Some have the attitude “We don’t bother, because no one is going to give us a reference that will say bad things about the applicant.”

Or they’ll assume they are allowed to ask only about dates of service or position held – information they don’t think will be particularly useful.

If done right, however, reference checking can provide very useful information about whether or not a prospective employee is a good fit for the job in question.

So, how do you do it right? Consider these points:

1. Be specific about the references you require. Many candidates will come to you with a prepared reference sheet. They will list three or four business references and two or three personal references. These are people they have hand-picked for the job, and yes, as noted earlier, they probably picked people they thought would say good things about them.

The first key to good reference checks is to talk to the RIGHT references. Make sure the applicant provides “supervisory” references. Ask them to provide the names and contact information of their last several direct supervisors.

If they can’t give you any supervisory references, that may be a red flag. One exception does exist. If they are applying for work while they still have a job, they may not want you to contact their current supervisor or company, and that is understandable. Still, previous employers should be fair game.

2. Prepare for the reference checking process. What do you really want and need to know to help you determine if the person is a good fit for the job in question? Just as you prepared interview questions that were job related, do the same with reference questions. List the specific job-related attributes that you need, and ask references to rate the person on those attributes. You can even use a 1 to 10 scale to help make it easier for the reference. If they don’t feel qualified to comment on any item, they can pass.

For example, if you’re interviewing for a bookkeeping position, you may determine that you need great attention to detail, precision, willingness to follow policies, integrity, etc. Ask the reference to score the applicant on those attributes.

You can also ask about work ethic, punctuality, attendance and eligibility for rehire. But be careful not to ask for specific information about health conditions or physical challenges that are covered by the ADA.

3. Ask a few good open-ended questions in your process. Then be quiet and listen carefully to the responses. Even references who are trying to be positive about a candidate may share something that will help you know whether or not THIS job is the right job for the applicant.

For example, a good question to ask is “If you could have changed anything about this person while he/she worked for you, what would you have changed?” This doesn’t have a particularly negative slant – you’re not asking what’s WRONG with the person.

People will generally start their answer with “Nothing really” But if you’ll be quiet and patient, most will come back to a point or two that the person could work on. For instance, the reference might say, “He was really a hard worker, but he sometimes took on too much and didn’t let us know he needed help until the last minute.”

Again, this may not mean they are a bad candidate in general, but it may tell you if they have a weakness that would be serious in the position being considered.

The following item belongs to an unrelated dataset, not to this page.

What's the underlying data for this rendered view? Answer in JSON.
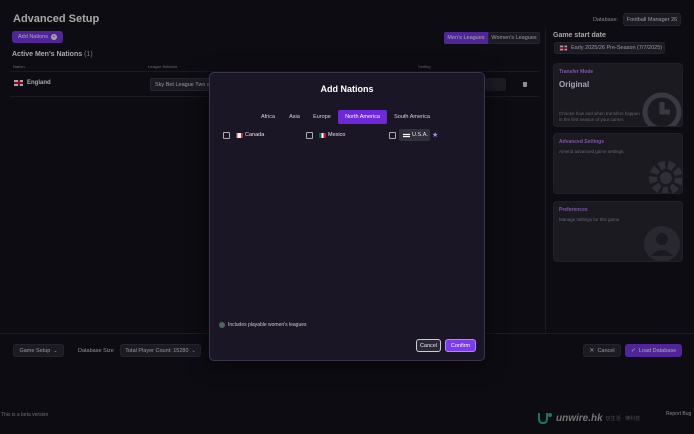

It may also just let you know what type of training you may need to provide if you do decide to hire the applicant.

4. Use the phone. Many people are more willing to say something over the phone than they are to put it in writing. While a written reference form may provide accurate information on dates of service, position held and salary, it isn’t likely to be the best way to capture someone’s concerns about a former employee.

5. Keep references confidential. If you want people to be honest with you, they need to know their comments will not be shared with the applicant. Don’t be surprised if applicants ask if their references said something bad about them, particularly if they aren’t offered the job. Stick to your guns and don’t disclose any information about the specific reasons for a no-hire decision.

Calling references should definitely be part of your hiring process. And if handled correctly, the time spent making those calls will pay off in better decisions.